Despite Boston’s big budget, many writers including Joel Sherman of the New York Post have speculated that they will not be spending big bucks this summer. For Boston to become a trade partner for Beltran, the Mets would likely need to eat most if not all of the $6M remaining.
After decimating the farm system in last winter's Adrian Gonzalez trade, Epstein will likely look to keep top pitching prospects, Anthony Ranaudo and Drake Britton out of talks and instead offer up a package of a mid-tier pitcher like Stolmy Pimentel or Felix Doubront and a low-to-mid tier hitter.
The 21-year old Pimentel was much more heavily touted entering the 2011 season but has since faded a bit due to an 0-10 start to 2011 with a 9.46 ERA across High-A and Double-A. He’s failed to make it out of the third inning in his last six games. Regardless, he’s projected to be a major-league #3 starter and has a solid four-pitch repertoire. Meanwhile, Doubront has emerged this season, performing well at Triple-A Pawtucket and could play a factor out of a major-league bullpen this fall, although he projects to be a starter.
With the Mets looking for prospect depth in the outfield or middle infield, the Red Sox would likely add in someone like 2B Oscar Tejada or OF Bryce Brentz. Tejeda is a bat-first middle infielder who looks to have a tough time breaking into Boston behind Dustin Pedroia, Jed Lowrie and SS prospect Jose Iglesias. Tejeda projects to be a major-league average shortstop who will hit for a solid average and a little pop. Bryce Brentz, a 2010 supplemental first rounder, has emerged as a legitimate corner outfield prospect in 2011 batting .329 with 20 homers across Low-A and High-A. The former pitching prospect has a solid arm for right field and could progress to the majors faster than expected. Brentz has the higher ceiling and would make sense included alongside Doubront.
With the Rays sitting five games back of New York in the AL Wild Card, the time to bolster the team's chances for the postseason is now. Yesterday, executive VP Andrew Friedman was quoted saying they would be willing to acquire a rental player for the last two months and have “a really deep system” that allows them to move a mid-tier prospect for an immediate impact player.
Based on the front office’s track record, the Rays are far more likely to shed salary than take on more, meaning a Beltran to Tampa Bay deal would likely require the Mets to eat the $6 million. If that’s the case, the Rays could assemble a two-player package without taking much of a hit or they could simply go one-for-one offering up one of their mid-tier pitching prospects, southpaw Alex Torres or righty Alex Colome.
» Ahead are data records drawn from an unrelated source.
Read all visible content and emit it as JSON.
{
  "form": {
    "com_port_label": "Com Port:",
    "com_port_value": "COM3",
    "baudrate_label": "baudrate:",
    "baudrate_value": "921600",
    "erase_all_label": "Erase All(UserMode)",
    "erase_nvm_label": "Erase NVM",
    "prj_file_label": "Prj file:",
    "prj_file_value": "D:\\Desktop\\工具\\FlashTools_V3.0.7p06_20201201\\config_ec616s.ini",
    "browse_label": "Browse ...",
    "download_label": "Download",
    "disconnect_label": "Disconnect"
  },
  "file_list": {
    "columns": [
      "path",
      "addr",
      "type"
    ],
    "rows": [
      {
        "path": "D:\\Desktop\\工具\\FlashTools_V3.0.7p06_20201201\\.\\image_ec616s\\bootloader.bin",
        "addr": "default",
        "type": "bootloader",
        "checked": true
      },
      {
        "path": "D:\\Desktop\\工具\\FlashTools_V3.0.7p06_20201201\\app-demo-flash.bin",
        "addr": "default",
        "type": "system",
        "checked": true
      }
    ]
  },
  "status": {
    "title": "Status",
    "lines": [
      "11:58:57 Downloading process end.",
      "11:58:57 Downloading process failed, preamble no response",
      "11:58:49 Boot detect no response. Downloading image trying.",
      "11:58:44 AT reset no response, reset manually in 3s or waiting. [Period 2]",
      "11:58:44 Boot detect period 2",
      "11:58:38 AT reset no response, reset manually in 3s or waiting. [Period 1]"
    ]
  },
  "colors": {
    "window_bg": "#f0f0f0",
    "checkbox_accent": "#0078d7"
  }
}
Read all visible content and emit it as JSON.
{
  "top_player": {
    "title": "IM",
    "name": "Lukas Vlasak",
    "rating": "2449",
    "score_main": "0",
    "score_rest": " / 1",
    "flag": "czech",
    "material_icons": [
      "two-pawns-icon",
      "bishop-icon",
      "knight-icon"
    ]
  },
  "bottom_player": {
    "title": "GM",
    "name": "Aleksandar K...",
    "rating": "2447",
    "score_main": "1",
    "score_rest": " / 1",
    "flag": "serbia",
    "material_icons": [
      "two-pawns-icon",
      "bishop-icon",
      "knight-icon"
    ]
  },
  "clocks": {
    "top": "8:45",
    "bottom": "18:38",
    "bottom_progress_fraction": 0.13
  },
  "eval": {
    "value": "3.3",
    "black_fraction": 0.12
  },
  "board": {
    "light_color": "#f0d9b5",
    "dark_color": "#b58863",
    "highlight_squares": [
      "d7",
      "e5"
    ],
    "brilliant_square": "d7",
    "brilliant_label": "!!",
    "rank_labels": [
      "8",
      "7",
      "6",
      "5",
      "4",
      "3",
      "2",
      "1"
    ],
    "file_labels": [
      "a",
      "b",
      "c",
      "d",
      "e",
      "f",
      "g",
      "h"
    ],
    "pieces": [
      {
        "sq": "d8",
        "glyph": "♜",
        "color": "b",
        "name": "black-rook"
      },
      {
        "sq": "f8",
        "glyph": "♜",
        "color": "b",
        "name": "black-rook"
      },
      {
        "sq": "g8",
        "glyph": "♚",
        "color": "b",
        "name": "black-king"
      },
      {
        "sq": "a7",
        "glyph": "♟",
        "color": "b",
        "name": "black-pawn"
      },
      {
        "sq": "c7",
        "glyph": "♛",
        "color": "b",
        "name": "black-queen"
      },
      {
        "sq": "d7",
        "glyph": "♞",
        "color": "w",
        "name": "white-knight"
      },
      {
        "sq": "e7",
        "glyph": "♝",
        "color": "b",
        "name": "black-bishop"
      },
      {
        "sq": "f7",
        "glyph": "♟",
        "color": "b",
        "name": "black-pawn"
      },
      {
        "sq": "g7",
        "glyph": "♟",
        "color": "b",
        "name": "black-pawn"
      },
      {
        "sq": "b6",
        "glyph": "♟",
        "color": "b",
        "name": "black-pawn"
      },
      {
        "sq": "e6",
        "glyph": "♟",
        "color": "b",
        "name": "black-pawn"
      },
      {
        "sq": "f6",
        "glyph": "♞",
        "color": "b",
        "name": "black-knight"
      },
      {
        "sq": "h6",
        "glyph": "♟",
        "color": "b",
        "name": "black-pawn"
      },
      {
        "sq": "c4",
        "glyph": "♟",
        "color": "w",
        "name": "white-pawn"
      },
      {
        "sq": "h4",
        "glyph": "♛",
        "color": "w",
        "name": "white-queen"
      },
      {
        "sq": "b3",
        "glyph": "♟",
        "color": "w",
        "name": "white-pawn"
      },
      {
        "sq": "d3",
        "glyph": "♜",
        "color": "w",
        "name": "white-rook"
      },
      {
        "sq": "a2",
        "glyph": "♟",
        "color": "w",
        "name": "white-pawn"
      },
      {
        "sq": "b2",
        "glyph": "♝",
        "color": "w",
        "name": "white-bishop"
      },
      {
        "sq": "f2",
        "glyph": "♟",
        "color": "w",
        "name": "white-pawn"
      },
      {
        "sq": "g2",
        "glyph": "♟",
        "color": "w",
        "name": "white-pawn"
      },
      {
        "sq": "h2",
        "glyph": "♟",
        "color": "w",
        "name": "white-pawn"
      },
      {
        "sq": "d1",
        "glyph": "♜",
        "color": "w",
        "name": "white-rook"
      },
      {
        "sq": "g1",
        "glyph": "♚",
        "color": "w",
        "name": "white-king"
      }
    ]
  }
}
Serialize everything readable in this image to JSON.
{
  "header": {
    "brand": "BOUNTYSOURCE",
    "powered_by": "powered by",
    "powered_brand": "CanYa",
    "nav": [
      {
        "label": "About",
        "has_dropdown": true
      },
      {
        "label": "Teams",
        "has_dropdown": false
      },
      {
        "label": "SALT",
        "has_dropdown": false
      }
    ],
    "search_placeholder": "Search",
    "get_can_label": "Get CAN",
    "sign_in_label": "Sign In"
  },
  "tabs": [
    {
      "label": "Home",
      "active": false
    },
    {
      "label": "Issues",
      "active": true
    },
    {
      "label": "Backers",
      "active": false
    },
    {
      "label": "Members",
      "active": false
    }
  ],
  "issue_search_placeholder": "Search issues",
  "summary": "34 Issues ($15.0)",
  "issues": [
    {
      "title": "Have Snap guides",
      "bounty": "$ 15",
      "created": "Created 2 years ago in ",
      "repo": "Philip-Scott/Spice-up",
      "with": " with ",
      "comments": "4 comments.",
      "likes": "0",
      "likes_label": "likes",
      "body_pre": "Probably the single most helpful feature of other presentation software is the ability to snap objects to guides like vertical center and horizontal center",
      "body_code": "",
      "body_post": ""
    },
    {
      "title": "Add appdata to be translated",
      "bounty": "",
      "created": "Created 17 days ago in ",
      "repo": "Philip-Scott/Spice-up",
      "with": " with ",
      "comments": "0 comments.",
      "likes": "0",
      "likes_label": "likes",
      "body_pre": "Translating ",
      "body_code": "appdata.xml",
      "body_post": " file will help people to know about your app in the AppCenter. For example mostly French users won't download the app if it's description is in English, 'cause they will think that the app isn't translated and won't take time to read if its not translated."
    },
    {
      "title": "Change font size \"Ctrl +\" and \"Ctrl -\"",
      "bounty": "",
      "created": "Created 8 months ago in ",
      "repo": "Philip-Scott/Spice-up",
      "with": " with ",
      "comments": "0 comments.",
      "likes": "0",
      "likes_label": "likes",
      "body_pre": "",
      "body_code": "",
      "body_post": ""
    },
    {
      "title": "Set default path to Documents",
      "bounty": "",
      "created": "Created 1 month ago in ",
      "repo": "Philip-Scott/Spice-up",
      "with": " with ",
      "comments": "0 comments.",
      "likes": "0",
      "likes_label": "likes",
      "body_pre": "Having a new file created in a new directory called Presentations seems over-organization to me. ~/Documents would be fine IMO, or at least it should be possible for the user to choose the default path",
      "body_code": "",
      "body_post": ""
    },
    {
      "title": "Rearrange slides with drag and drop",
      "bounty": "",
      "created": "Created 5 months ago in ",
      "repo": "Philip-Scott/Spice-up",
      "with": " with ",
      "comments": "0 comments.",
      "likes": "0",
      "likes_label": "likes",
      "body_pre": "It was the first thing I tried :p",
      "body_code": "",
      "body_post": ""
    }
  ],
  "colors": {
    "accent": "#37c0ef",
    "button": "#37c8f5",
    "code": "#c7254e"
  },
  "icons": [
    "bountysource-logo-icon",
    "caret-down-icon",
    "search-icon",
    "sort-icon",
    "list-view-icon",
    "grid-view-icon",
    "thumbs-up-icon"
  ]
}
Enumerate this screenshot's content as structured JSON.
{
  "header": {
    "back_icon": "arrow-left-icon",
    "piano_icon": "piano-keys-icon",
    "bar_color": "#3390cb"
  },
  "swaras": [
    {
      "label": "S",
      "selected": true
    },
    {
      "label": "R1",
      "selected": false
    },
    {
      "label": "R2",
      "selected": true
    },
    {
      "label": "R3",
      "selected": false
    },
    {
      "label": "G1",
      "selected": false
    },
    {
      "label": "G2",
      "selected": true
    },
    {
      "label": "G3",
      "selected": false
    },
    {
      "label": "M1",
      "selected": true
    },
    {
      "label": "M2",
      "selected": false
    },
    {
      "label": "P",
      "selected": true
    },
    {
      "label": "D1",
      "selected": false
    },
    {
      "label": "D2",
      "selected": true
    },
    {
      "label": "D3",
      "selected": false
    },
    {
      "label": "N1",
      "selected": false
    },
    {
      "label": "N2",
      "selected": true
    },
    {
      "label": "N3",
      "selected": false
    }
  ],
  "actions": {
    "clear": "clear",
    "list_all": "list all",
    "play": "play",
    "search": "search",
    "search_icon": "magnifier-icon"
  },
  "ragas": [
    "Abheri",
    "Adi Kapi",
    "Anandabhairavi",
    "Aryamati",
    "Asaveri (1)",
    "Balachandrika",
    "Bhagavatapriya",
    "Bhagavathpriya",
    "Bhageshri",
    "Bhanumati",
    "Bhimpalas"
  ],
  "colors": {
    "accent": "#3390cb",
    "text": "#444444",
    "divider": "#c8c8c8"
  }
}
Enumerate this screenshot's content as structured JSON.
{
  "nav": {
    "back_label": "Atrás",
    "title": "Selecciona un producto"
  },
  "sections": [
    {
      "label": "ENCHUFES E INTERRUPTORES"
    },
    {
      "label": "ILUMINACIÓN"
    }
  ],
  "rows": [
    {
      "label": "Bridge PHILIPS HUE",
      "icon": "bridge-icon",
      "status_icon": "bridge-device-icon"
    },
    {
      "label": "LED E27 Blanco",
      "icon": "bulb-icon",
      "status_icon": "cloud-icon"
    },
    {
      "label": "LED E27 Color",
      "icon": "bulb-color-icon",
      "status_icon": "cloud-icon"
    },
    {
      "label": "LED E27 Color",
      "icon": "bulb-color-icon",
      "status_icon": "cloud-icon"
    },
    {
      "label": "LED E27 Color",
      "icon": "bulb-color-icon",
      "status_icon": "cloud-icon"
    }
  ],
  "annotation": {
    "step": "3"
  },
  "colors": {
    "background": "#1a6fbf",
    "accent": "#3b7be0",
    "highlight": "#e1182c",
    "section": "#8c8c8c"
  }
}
Either player should be enough and would keep elite pitching prospects, Matt Moore, Chris Archer and Jake McGee, although New York would certainly bring up their names in primary discussion.
Alex Torres was one of the pieces that came back from the Angels in the 2009 Scott Kazmir trade. Command issues (and the pitching log-jam in Tampa) has kept Torres down at Triple-A Durham in 2011 where he has posted a solid 3.23 ERA and 9.4 K/9 but also a 4.8 BB/9.
On the other hand, 22-year-old righty Alex Colome is only down in High-A Charlotte but one could argue he’s even more major-league ready than Torres. Colome has great raw stuff including a plus fastball and a power curve that also projects to be a plus pitch. He’s struck out batters at a K/9 rate above 9.0 in each of his last four minor league seasons, and sits at a more than respectable 7.9 in 2011. He struggles with command at times (3.7 BB/9) but could very well be a frontline starter in the future or relief ace even sooner. Colome looks to have the higher ceiling compared to Torres, and would be more likely to be traded for Beltran.
If just Torres or Colome is not enough, a low-tier hitter like outfielders Ty Morrison, Todd Glaesmann or second baseman Ryan Brett could be added into the deal.